══ Entries shown ══

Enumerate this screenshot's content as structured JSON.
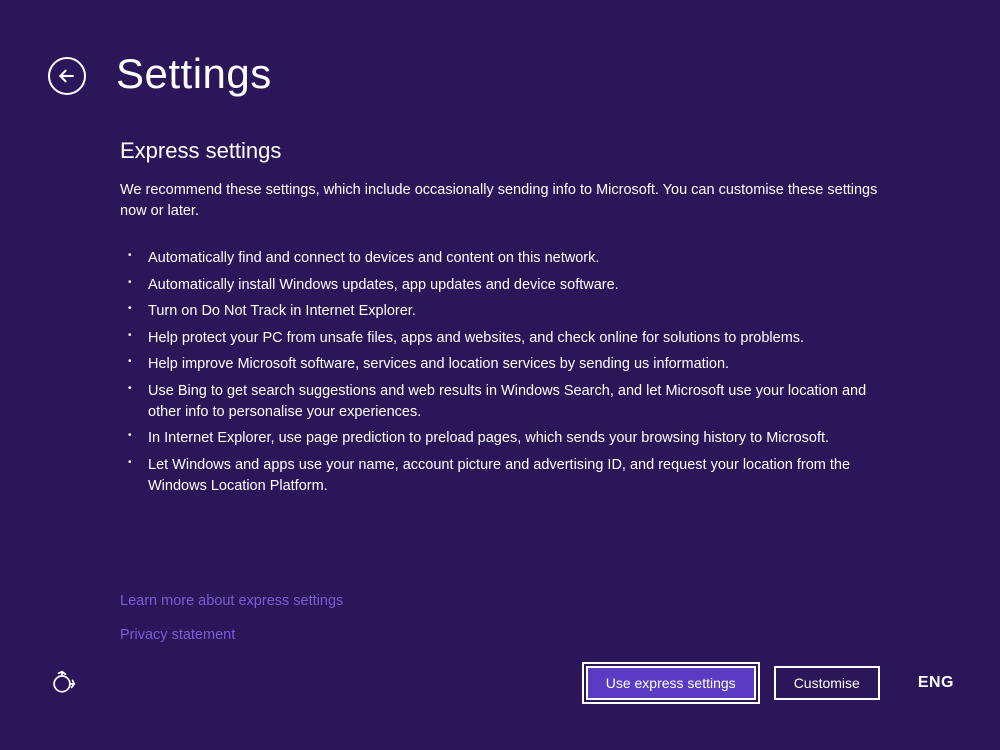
{
  "header": {
    "title": "Settings"
  },
  "main": {
    "subtitle": "Express settings",
    "intro": "We recommend these settings, which include occasionally sending info to Microsoft. You can customise these settings now or later.",
    "bullets": [
      "Automatically find and connect to devices and content on this network.",
      "Automatically install Windows updates, app updates and device software.",
      "Turn on Do Not Track in Internet Explorer.",
      "Help protect your PC from unsafe files, apps and websites, and check online for solutions to problems.",
      "Help improve Microsoft software, services and location services by sending us information.",
      "Use Bing to get search suggestions and web results in Windows Search, and let Microsoft use your location and other info to personalise your experiences.",
      "In Internet Explorer, use page prediction to preload pages, which sends your browsing history to Microsoft.",
      "Let Windows and apps use your name, account picture and advertising ID, and request your location from the Windows Location Platform."
    ],
    "links": {
      "learn_more": "Learn more about express settings",
      "privacy": "Privacy statement"
    }
  },
  "footer": {
    "primary_button": "Use express settings",
    "secondary_button": "Customise",
    "language": "ENG"
  }
}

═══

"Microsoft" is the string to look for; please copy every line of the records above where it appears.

    "intro": "We recommend these settings, which include occasionally sending info to Microsoft. You can customise these settings now or later.",
      "Help improve Microsoft software, services and location services by sending us information.",
      "Use Bing to get search suggestions and web results in Windows Search, and let Microsoft use your location and other info to personalise your experiences.",
      "In Internet Explorer, use page prediction to preload pages, which sends your browsing history to Microsoft.",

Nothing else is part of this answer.